Would you return every line of the listing below that has "face" in it?

<<<<

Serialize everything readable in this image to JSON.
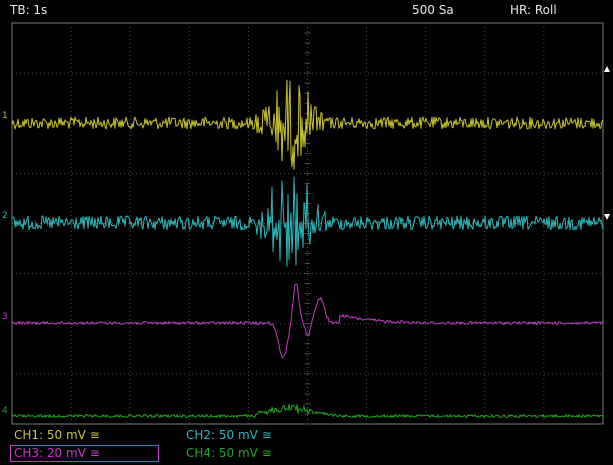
{
  "status": {
    "timebase": "TB: 1s",
    "samples": "500 Sa",
    "mode": "HR: Roll"
  },
  "channels": [
    {
      "id": "1",
      "label": "CH1: 50 mV ≅",
      "color": "#c9c52a",
      "marker": "1"
    },
    {
      "id": "2",
      "label": "CH2: 50 mV ≅",
      "color": "#2ab9bd",
      "marker": "2"
    },
    {
      "id": "3",
      "label": "CH3: 20 mV ≅",
      "color": "#c23bc2",
      "marker": "3",
      "selected": true
    },
    {
      "id": "4",
      "label": "CH4: 50 mV ≅",
      "color": "#23a323",
      "marker": "4"
    }
  ],
  "colors": {
    "grid": "#5a5a5a",
    "background": "#000000",
    "frame": "#7a7a7a"
  },
  "icons": [
    "trigger-up-arrow-icon",
    "trigger-down-arrow-icon"
  ]
}
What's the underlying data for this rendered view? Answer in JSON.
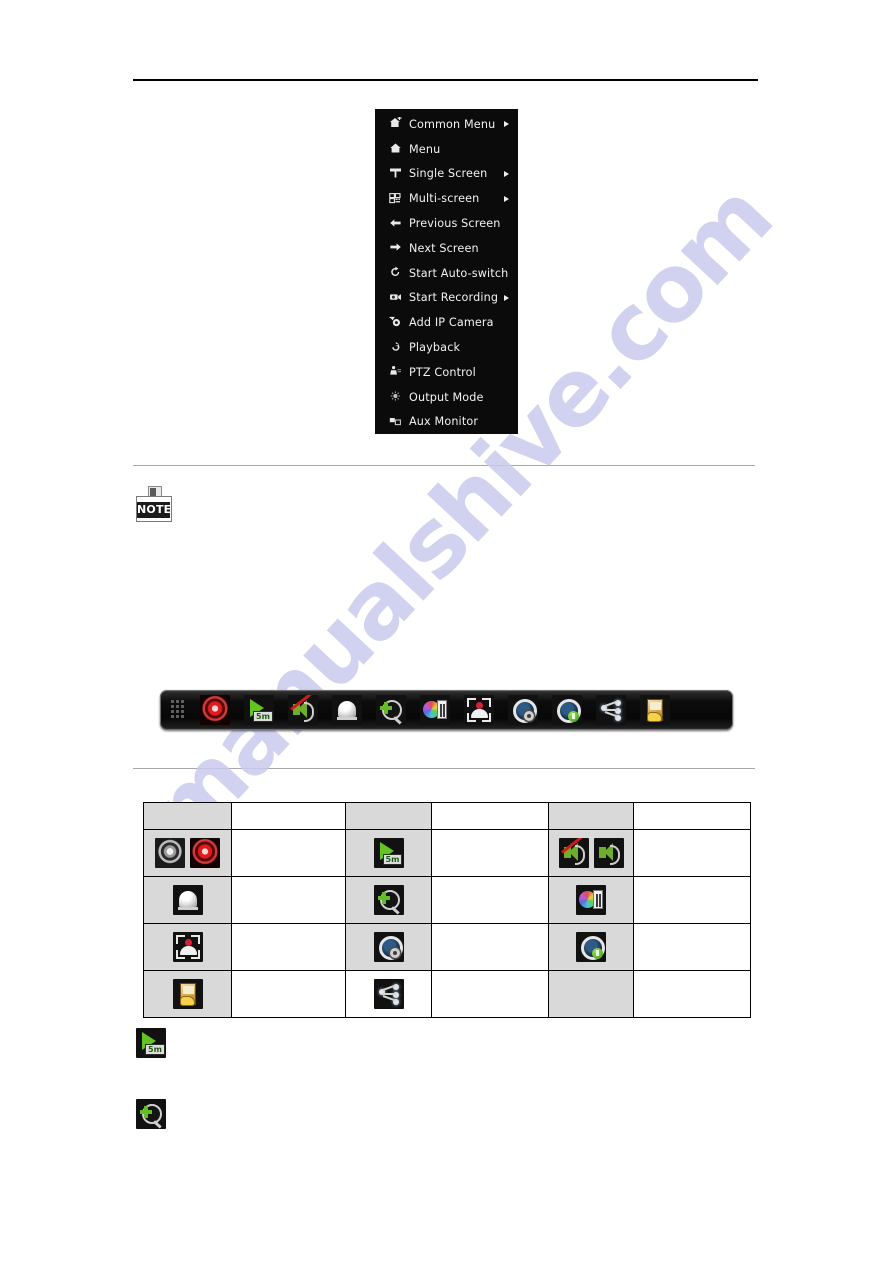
{
  "page": {
    "background_color": "#ffffff",
    "watermark_text": "manualshive.com",
    "watermark_color": "#c9cbee"
  },
  "context_menu": {
    "name": "right-click-context-menu",
    "background_color": "#0b0b0b",
    "text_color": "#f2f2f2",
    "items": [
      {
        "label": "Common Menu",
        "icon": "home-plus-icon",
        "has_submenu": true
      },
      {
        "label": "Menu",
        "icon": "home-icon",
        "has_submenu": false
      },
      {
        "label": "Single Screen",
        "icon": "single-screen-icon",
        "has_submenu": true
      },
      {
        "label": "Multi-screen",
        "icon": "multi-screen-icon",
        "has_submenu": true
      },
      {
        "label": "Previous Screen",
        "icon": "arrow-left-icon",
        "has_submenu": false
      },
      {
        "label": "Next Screen",
        "icon": "arrow-right-icon",
        "has_submenu": false
      },
      {
        "label": "Start Auto-switch",
        "icon": "refresh-icon",
        "has_submenu": false
      },
      {
        "label": "Start Recording",
        "icon": "record-camera-icon",
        "has_submenu": true
      },
      {
        "label": "Add IP Camera",
        "icon": "ip-camera-add-icon",
        "has_submenu": false
      },
      {
        "label": "Playback",
        "icon": "playback-icon",
        "has_submenu": false
      },
      {
        "label": "PTZ Control",
        "icon": "ptz-icon",
        "has_submenu": false
      },
      {
        "label": "Output Mode",
        "icon": "output-mode-icon",
        "has_submenu": false
      },
      {
        "label": "Aux Monitor",
        "icon": "aux-monitor-icon",
        "has_submenu": false
      }
    ]
  },
  "note_badge": {
    "name": "note-badge",
    "label": "NOTE"
  },
  "quick_toolbar": {
    "name": "quick-setting-toolbar",
    "buttons": [
      {
        "name": "grip-handle",
        "icon": "drag-grip-icon"
      },
      {
        "name": "start-record-button",
        "icon": "record-on-icon"
      },
      {
        "name": "instant-playback-button",
        "icon": "playback-5m-icon"
      },
      {
        "name": "audio-mute-button",
        "icon": "audio-off-icon"
      },
      {
        "name": "alarm-output-button",
        "icon": "alarm-dome-icon"
      },
      {
        "name": "digital-zoom-button",
        "icon": "zoom-in-icon"
      },
      {
        "name": "image-settings-button",
        "icon": "color-settings-icon"
      },
      {
        "name": "live-view-strategy-button",
        "icon": "live-view-target-icon"
      },
      {
        "name": "face-detection-button",
        "icon": "face-settings-icon"
      },
      {
        "name": "face-capture-button",
        "icon": "face-capture-icon"
      },
      {
        "name": "information-button",
        "icon": "network-share-icon"
      },
      {
        "name": "close-toolbar-button",
        "icon": "exit-door-icon"
      }
    ]
  },
  "icon_table": {
    "name": "toolbar-icon-reference-table",
    "columns": 6,
    "header_row": [
      "",
      "",
      "",
      "",
      "",
      ""
    ],
    "rows": [
      {
        "cells": [
          {
            "type": "icons",
            "icons": [
              "record-off-icon",
              "record-on-icon"
            ],
            "shaded": true
          },
          {
            "type": "text",
            "text": "",
            "shaded": false
          },
          {
            "type": "icons",
            "icons": [
              "playback-5m-icon"
            ],
            "shaded": true
          },
          {
            "type": "text",
            "text": "",
            "shaded": false
          },
          {
            "type": "icons",
            "icons": [
              "audio-off-icon",
              "audio-on-icon"
            ],
            "shaded": true
          },
          {
            "type": "text",
            "text": "",
            "shaded": false
          }
        ]
      },
      {
        "cells": [
          {
            "type": "icons",
            "icons": [
              "alarm-dome-icon"
            ],
            "shaded": true
          },
          {
            "type": "text",
            "text": "",
            "shaded": false
          },
          {
            "type": "icons",
            "icons": [
              "zoom-in-icon"
            ],
            "shaded": true
          },
          {
            "type": "text",
            "text": "",
            "shaded": false
          },
          {
            "type": "icons",
            "icons": [
              "color-settings-icon"
            ],
            "shaded": true
          },
          {
            "type": "text",
            "text": "",
            "shaded": false
          }
        ]
      },
      {
        "cells": [
          {
            "type": "icons",
            "icons": [
              "live-view-target-icon"
            ],
            "shaded": true
          },
          {
            "type": "text",
            "text": "",
            "shaded": false
          },
          {
            "type": "icons",
            "icons": [
              "face-settings-icon"
            ],
            "shaded": true
          },
          {
            "type": "text",
            "text": "",
            "shaded": false
          },
          {
            "type": "icons",
            "icons": [
              "face-capture-icon"
            ],
            "shaded": true
          },
          {
            "type": "text",
            "text": "",
            "shaded": false
          }
        ]
      },
      {
        "cells": [
          {
            "type": "icons",
            "icons": [
              "exit-door-icon"
            ],
            "shaded": true
          },
          {
            "type": "text",
            "text": "",
            "shaded": false
          },
          {
            "type": "icons",
            "icons": [
              "network-share-icon"
            ],
            "shaded": false
          },
          {
            "type": "text",
            "text": "",
            "shaded": false
          },
          {
            "type": "text",
            "text": "",
            "shaded": true
          },
          {
            "type": "text",
            "text": "",
            "shaded": false
          }
        ]
      }
    ]
  },
  "footnotes": [
    {
      "name": "footnote-instant-playback",
      "icon": "playback-5m-icon",
      "text": ""
    },
    {
      "name": "footnote-digital-zoom",
      "icon": "zoom-in-icon",
      "text": ""
    }
  ]
}
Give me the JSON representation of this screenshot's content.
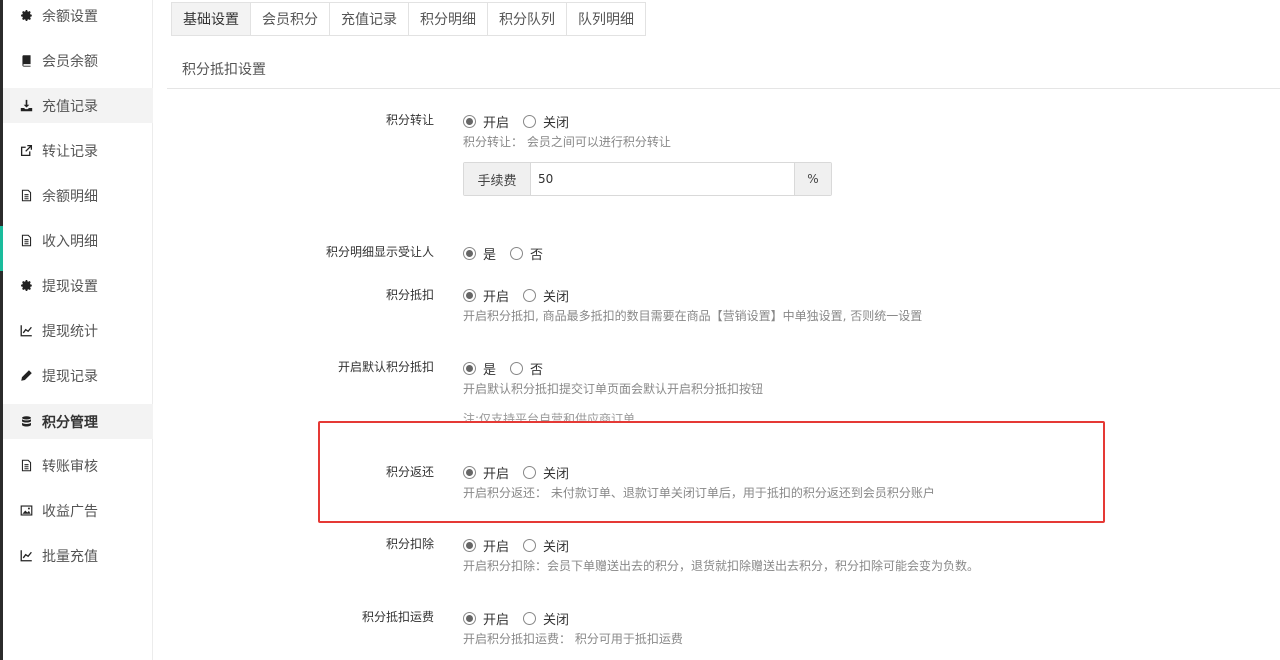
{
  "sidebar": {
    "items": [
      {
        "label": "余额设置",
        "icon": "gear-icon"
      },
      {
        "label": "会员余额",
        "icon": "book-icon"
      },
      {
        "label": "充值记录",
        "icon": "download-icon"
      },
      {
        "label": "转让记录",
        "icon": "external-link-icon"
      },
      {
        "label": "余额明细",
        "icon": "document-icon"
      },
      {
        "label": "收入明细",
        "icon": "document-icon"
      },
      {
        "label": "提现设置",
        "icon": "gear-icon"
      },
      {
        "label": "提现统计",
        "icon": "line-chart-icon"
      },
      {
        "label": "提现记录",
        "icon": "pencil-icon"
      },
      {
        "label": "积分管理",
        "icon": "database-icon"
      },
      {
        "label": "转账审核",
        "icon": "document-icon"
      },
      {
        "label": "收益广告",
        "icon": "image-icon"
      },
      {
        "label": "批量充值",
        "icon": "line-chart-icon"
      }
    ]
  },
  "tabs": [
    "基础设置",
    "会员积分",
    "充值记录",
    "积分明细",
    "积分队列",
    "队列明细"
  ],
  "section_title": "积分抵扣设置",
  "settings": {
    "transfer": {
      "label": "积分转让",
      "on": "开启",
      "off": "关闭",
      "help": "积分转让： 会员之间可以进行积分转让",
      "fee_label": "手续费",
      "fee_value": "50",
      "fee_unit": "%"
    },
    "show_recipient": {
      "label": "积分明细显示受让人",
      "yes": "是",
      "no": "否"
    },
    "deduct": {
      "label": "积分抵扣",
      "on": "开启",
      "off": "关闭",
      "help": "开启积分抵扣, 商品最多抵扣的数目需要在商品【营销设置】中单独设置, 否则统一设置"
    },
    "default_deduct": {
      "label": "开启默认积分抵扣",
      "yes": "是",
      "no": "否",
      "help": "开启默认积分抵扣提交订单页面会默认开启积分抵扣按钮",
      "note": "注:仅支持平台自营和供应商订单"
    },
    "refund": {
      "label": "积分返还",
      "on": "开启",
      "off": "关闭",
      "help": "开启积分返还： 未付款订单、退款订单关闭订单后，用于抵扣的积分返还到会员积分账户"
    },
    "withhold": {
      "label": "积分扣除",
      "on": "开启",
      "off": "关闭",
      "help": "开启积分扣除：会员下单赠送出去的积分，退货就扣除赠送出去积分，积分扣除可能会变为负数。"
    },
    "shipping": {
      "label": "积分抵扣运费",
      "on": "开启",
      "off": "关闭",
      "help": "开启积分抵扣运费： 积分可用于抵扣运费"
    }
  },
  "colors": {
    "highlight_border": "#e53935",
    "accent": "#1abc9c"
  }
}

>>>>

- [RESPONSE TO THE EXERCISE]:
        "name": "face-detection-button",
        "icon": "face-settings-icon"
        "name": "face-capture-button",
        "icon": "face-capture-icon"
              "face-settings-icon"
              "face-capture-icon"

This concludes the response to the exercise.